I'm currently living in Beirut for a few more weeks and am using the capital as a basis for further trips all around this fascinating country.
Last week, before the bad weather and storm hit, I decided to travel south along the coast to the biblical town of Sidon, called Saida in the Lebanon. Sidon has been inhabited since about 5,000 years and therefore is full of history. The first thing that comes into view when approaching from Beirut is a fine example of a crusader castle, built in 1228 standing on a small island and connected to the mainland by a short causeway.
On this visit however, my interest concentrated on the Old City of Sidon, dating from the Mamluk era with one of the most amazing souks in the Middle East. The Old City is enclosed by a high saffron colored wall and the inside is criss- crossed by a maze of alleyways all of which are, unusually, vaulted.
Enter through one of the gates and you find yourself in a labyrinth of cobble-stone covered aisles, all bathed in a mystical twilight because of the stone ceiling overhead. Steep stairs lead up to upper floors, side aisles are branching off everywhere and many of the shops, stalls and workshops are set deep within the walls resembling caves. It's like no other souk I have ever seen before.
I had come in search of a curiosity: The Olive Soap Museum. It's not often that you find a museum dedicated to the making of soap, so I definitely could not bypass this one.
Finding it was no small feat, but with the help of my driver and some shop keepers we arrived at the entrance. In fact I should only have followed my nose because the unmistakable scent of sweet soap was wafting out well into the alley.
It's an ancient building which once contained a hamam until it was converted into a factory producing a particularly good soap from olive oil, bay leaf and a few other secret ingredients which were used nowhere else.
In the past century, a wealthy family from Beirut converted the factory into a museum where you can follow the entire process of soap making and also admire some exhibits which were found during excavations.
The building is divided into several levels and you climb from one to the other, looking into show cases embedded in the walls, showing instruments and many forms into which the soap is pressed. Everywhere are huge towers of soap bars which are piled up in a special way so the soap can dry. And of course, the entire place smells so good.

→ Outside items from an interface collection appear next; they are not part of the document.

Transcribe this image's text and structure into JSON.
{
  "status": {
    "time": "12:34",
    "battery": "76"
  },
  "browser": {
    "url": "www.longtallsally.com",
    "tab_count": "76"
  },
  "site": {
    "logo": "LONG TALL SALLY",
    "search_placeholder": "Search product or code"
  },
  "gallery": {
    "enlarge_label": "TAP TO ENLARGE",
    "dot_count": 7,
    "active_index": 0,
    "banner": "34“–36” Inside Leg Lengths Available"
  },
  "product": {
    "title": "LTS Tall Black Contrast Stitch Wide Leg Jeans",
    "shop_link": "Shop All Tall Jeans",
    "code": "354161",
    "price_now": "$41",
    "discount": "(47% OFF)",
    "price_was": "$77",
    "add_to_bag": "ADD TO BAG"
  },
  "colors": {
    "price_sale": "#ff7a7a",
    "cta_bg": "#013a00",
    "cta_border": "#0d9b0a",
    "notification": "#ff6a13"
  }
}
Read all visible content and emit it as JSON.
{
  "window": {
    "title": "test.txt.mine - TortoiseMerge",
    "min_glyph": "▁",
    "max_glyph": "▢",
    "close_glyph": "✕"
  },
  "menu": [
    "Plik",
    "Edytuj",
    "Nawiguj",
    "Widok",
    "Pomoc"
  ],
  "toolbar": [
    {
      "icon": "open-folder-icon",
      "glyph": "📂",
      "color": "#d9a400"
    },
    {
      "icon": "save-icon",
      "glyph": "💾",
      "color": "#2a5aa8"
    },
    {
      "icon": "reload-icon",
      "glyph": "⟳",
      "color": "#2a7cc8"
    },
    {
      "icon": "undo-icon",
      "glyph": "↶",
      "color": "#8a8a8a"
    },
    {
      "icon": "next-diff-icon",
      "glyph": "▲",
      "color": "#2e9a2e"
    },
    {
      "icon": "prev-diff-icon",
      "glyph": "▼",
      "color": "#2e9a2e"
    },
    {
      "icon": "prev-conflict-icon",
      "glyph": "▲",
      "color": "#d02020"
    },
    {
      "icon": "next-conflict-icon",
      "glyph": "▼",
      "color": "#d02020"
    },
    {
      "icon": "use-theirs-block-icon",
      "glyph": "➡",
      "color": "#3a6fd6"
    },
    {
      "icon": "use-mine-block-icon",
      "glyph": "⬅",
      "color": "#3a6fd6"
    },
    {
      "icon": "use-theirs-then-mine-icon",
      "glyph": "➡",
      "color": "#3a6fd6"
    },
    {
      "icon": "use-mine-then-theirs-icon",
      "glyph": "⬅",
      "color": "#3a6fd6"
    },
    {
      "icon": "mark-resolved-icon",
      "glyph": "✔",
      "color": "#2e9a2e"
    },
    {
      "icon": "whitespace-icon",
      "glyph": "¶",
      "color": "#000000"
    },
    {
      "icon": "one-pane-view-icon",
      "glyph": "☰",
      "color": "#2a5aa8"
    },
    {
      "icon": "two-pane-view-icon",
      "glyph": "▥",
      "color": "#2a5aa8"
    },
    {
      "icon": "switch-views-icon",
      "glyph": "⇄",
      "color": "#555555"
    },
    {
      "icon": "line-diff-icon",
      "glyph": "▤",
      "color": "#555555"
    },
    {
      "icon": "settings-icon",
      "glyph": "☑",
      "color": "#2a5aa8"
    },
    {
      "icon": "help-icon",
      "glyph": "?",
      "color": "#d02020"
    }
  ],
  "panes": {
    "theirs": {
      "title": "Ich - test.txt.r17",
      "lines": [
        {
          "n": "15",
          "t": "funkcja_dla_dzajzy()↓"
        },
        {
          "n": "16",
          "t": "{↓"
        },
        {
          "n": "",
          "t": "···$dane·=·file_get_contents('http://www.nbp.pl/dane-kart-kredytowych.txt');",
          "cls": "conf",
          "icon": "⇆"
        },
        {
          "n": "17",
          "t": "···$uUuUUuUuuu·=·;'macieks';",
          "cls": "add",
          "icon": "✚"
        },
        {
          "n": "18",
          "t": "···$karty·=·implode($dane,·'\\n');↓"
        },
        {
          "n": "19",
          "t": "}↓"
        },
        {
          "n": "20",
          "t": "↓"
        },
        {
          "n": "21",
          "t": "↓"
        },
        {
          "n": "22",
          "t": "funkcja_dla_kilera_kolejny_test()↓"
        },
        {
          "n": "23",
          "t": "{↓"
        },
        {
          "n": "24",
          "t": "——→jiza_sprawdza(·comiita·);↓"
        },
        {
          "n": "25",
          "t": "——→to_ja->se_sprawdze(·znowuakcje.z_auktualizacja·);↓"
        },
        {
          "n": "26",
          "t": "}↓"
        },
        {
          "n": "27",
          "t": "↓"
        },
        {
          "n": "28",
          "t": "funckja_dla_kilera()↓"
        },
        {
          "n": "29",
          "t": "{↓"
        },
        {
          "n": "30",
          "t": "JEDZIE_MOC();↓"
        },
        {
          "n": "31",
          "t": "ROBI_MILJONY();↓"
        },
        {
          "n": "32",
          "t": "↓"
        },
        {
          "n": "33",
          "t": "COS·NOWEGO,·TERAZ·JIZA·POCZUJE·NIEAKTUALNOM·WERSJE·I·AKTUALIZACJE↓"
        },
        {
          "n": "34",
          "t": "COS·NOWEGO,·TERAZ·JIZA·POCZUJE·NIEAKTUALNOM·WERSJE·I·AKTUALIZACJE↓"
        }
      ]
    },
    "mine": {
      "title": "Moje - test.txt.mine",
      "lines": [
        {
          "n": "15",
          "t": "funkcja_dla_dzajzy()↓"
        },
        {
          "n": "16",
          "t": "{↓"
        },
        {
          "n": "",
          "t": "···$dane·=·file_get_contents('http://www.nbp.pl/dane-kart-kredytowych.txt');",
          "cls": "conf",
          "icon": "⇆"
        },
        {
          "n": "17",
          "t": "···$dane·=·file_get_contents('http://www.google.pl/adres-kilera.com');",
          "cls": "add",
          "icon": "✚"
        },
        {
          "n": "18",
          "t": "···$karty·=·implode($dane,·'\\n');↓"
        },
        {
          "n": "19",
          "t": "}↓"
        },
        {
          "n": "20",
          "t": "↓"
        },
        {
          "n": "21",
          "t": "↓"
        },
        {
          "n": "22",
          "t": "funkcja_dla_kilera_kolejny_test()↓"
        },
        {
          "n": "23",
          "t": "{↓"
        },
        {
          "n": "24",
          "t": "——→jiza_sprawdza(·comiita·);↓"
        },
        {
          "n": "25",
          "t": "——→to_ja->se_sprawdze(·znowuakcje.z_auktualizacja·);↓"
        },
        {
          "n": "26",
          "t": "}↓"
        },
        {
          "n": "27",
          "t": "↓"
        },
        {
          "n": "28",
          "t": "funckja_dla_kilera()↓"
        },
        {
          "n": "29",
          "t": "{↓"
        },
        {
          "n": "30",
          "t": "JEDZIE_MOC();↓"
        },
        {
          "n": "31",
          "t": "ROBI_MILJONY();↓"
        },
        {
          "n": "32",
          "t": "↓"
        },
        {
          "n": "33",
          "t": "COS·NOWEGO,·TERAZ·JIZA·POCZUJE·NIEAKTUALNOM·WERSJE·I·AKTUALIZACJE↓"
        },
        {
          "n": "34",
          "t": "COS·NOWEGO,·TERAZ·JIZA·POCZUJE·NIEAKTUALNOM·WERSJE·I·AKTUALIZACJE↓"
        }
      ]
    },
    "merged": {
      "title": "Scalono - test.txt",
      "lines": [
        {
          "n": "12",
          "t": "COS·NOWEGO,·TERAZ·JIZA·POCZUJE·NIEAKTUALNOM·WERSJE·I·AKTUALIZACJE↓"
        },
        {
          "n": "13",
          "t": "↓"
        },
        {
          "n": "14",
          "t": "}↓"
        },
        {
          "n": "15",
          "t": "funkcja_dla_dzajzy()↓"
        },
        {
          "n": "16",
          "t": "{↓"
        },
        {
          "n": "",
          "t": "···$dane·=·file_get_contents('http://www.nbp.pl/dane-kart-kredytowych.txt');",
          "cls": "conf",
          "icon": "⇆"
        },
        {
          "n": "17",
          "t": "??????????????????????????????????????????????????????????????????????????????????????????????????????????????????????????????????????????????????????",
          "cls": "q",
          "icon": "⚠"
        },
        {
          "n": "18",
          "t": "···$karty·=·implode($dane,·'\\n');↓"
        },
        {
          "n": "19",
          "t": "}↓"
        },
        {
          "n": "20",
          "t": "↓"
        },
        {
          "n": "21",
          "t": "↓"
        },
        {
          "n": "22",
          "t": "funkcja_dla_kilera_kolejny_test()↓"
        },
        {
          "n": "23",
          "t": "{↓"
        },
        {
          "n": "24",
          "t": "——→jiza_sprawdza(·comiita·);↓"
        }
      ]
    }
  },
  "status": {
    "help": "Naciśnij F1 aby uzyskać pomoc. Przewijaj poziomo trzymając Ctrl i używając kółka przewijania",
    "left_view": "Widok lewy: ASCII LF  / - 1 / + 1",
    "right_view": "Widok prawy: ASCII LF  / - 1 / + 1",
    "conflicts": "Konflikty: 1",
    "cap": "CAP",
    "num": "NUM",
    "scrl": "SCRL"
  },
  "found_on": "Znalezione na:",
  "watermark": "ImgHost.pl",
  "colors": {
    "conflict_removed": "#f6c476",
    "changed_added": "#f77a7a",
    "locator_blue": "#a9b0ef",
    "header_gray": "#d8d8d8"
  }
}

On the lower level you will find one of the most beautiful gift shops I have seen in a long time, selling baskets full of soaps and creams as well as hand embroidered towels and linens. And next door is a CafÃ© where you can rest and have a coffee and cake and plot how best to find your way out of the maze and back to your car.
Inka is German and used to be an international attorney with offices in London and Spain. Retired two years ago because I wanted to be a traveler and writer and now live between Didim, Turkey, and Miami with plenty of travel in between. Next destinations: Istanbul, New York and Petra, Jordan.